The National Alliance for Eye and Vision Research announced its support for a statement from the Ad Hoc Group for Medical Research, of which it is a member, to Congress indicating disapproval of the White House Fiscal Year 2020 budget request for federal spending.
The proposal includes $34.4 billion in NIH funding, which represents a cut of $4.7 billion, or 12.1%.
Additionally, the President’s budget proposes a funding level of $686 million for the NEI, a cut of $111 million, or 13.9%, according to a press release from the National Alliance for Eye and Vision Research (NAEVR).
“The President’s budget request for the NIH would decimate the nation’s longstanding commitment to improving and saving lives through federal support for medical research,” according to the Ad Hoc Group for Medical Research’s statement to Congress. “The President’s proposal to cut funding for the NIH by nearly $5 billion, more than 12% below current levels, would undermine progress on research to find treatments and cures for patients nationwide while threatening our narrowing competitive edge in an increasingly innovation-based international marketplace.”
According to the NAEVR press release, the vision community had requested a $2.5 billion increase in NIH funding for FY2010 over FY2019 to at least $41.6 billion. In addition, they had also requested a $53 million NEI funding increase to $850 million that hinged on a bipartisan budget deal to raise the Budget Control Act caps for nondefense discretionary spending.
Although the budget’s supporting documentation includes a top-line discussion about NIH priorities in its section on the Department of Labor, Health and Human Services and Education, full details including Congressional Justifications are still forthcoming.
In a response to the budget blueprint, NAEVR supported the Ad Hoc Group for Medical Research’s statement regarding the President’s FY2020 budget proposal, according to a release from the organization.
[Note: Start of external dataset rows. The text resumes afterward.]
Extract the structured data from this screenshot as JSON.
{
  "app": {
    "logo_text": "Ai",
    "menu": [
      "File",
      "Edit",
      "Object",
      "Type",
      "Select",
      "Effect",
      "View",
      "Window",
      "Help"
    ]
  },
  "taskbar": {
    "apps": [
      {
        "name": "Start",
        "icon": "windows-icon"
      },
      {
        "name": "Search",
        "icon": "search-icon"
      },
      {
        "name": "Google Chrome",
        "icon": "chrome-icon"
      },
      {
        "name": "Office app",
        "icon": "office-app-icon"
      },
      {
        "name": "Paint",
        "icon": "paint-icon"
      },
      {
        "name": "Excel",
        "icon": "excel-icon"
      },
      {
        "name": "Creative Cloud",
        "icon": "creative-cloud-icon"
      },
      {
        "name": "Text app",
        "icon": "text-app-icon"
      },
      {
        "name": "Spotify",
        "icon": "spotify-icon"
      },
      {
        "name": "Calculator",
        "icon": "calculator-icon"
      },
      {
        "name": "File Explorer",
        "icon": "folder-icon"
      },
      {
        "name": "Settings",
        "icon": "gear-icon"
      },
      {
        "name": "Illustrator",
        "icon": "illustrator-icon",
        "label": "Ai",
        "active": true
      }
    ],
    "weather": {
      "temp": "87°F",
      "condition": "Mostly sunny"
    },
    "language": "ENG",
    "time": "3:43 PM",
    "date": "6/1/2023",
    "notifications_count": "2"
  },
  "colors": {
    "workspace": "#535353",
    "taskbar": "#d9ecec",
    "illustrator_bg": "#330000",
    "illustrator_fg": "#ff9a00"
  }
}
“The President’s FY2020 budget proposes to fund the NEI at $686 million, a cut of $111 million or 13.9% — to a level at which the NEI was funded in FY2015,” James Jorkasky, NAEVR executive director, said in support of the Ad Hoc Group’s statement. “The demographics of vision impairment and blindness simply do not support federal funding for vision research moving backwards, as vision loss is a growing public health problem due to the aging of the population, the disproportionate incidence of eye disease in fast-growing minority populations and the impact on vision of chronic diseases. The U.S. is facing a $717 billion inflation-adjusted annual cost of vision impairment and eye disease by year 2050, and that projected expense will not be reduced unless there is continued robust funding for the NEI to save sight and restore vision.”
According to the organization’s release, NAEVR will host a Private Vision Research Funding Foundation Advocacy Day on March 28, when requests of Congressional offices will again be made.